Question: Are there any real health benefits to it?
Answer: It’s hard for us to believe, but we hear this question often, so it must be true that many people don’t know about this. The simple answer is: There are COUNTLESS real health benefits for regular exercise, particularly after age 50 or so. Here are just a few.
- It lowers your risk of falling
- It helps prevent various types of cancer
- It reduces the risk of dementia, including Alzheimer’s disease
- It lowers your risk of heart disease, stroke, high blood pressure, type 2 Diabetes and depression
- It improves sleep, function, quality of life
Question: I keep hearing about ‘cardio.’ What is that?
Answer: Cardiovascular conditioning or aerobic exercise — like running and cycling — benefits your heart and vascular system. It’s a great way to burn calories and provides physical, psychological and cognitive benefits.
Question: So that’s all I need to to?
Answer: Nope. You need four types of exercise: endurance, strength, balance and flexibility. It’d be nice to say that all you need is a few walks around the block once a week. Nice – but a fantasy.
Question: Should I focus just on losing weight?
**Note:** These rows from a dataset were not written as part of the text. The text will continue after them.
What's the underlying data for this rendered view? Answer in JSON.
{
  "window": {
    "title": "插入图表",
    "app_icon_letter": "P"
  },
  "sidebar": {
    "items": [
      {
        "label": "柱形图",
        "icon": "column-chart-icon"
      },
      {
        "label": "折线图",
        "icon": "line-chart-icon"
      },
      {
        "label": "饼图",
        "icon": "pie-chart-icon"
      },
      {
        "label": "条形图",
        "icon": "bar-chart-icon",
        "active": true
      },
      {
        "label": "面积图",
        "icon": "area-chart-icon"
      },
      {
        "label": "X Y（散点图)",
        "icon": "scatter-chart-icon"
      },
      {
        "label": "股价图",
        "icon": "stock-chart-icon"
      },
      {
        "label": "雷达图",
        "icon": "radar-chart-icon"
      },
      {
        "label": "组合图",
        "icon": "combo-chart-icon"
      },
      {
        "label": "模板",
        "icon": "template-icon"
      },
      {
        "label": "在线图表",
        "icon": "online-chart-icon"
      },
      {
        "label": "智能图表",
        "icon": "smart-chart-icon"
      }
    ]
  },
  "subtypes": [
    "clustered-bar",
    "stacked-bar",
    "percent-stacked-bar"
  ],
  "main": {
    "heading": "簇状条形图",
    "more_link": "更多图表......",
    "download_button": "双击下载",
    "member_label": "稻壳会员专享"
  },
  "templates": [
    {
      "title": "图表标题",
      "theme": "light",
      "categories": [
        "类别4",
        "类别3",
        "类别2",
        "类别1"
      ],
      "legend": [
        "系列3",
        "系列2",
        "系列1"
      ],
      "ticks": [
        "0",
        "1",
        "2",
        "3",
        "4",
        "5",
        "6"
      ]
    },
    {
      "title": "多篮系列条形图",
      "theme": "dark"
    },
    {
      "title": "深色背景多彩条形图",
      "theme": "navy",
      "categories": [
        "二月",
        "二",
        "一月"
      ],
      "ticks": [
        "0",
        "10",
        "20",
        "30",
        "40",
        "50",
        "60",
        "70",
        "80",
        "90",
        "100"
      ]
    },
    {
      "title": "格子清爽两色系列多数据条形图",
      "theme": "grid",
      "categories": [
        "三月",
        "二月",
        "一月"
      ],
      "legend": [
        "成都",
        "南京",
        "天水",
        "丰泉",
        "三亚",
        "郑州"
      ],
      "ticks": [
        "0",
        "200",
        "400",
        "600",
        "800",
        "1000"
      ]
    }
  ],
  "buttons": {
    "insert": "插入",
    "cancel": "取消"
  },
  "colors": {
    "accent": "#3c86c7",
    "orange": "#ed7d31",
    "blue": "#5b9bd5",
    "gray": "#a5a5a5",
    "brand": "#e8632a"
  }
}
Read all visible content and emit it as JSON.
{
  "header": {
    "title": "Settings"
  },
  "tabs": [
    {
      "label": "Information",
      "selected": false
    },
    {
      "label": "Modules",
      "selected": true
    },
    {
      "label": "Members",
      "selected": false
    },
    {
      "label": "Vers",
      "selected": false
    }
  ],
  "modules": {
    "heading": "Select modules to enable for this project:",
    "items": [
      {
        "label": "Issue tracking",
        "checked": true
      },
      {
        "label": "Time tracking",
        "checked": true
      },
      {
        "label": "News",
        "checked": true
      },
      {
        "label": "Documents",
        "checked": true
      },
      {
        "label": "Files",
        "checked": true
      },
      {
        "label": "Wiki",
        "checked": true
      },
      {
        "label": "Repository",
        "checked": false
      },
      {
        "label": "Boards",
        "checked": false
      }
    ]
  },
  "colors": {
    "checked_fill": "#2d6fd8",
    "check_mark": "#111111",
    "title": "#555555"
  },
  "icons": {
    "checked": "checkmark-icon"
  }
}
Answer: No way! Losing weight is a common goal for people who want to get or stay fit. But you shouldn’t get too hung up on that number of the scale. There are so many more benefits. You’ll feel better, move better, and look better. If you also lose weight, that’s good, too.
Question: Can I work out even though I have arthritis?
Answer: Yes, you can – and should. It might seem counterintuitive but think about exercise as providing lubrication for your body. It lessens pain and stiffness by taking pressure off aching joints, and it can ease joint inflammation and stiffness.
Question: If exercising for older people is so great, how come my parents and grandparents didn’t do it?
Answer: Well, times have changed. Fitness was not generally a part of the culture until the late 1970s, early 1980s. Science has improved, along with our understanding of the health benefits of movement. We’re living longer, and you want to make the most of your time by living the life you want for as long as possible.
Question: Will I hurt myself?
Answer: You are more likely to hurt yourself if you are inactive. Fitness prevents injuries and chronic conditions; improves balance, bone density, and mental alertness; and helps us manage weight, blood pressure, and stress. The couch is far more dangerous than the gym!
Question: How much time does it take?
Answer: We all need at least 150 minutes a week of moderate cardio activity, plus at least two sessions of resistance training.
What questions do you have? We’re here with answers!
Sources: Health and Human Services, University of Nebraska, WebMD, National Council on Aging
Holly Kouvo is a personal trainer, functional aging specialist, senior fitness specialist, brain health trainer, writer, and speaker.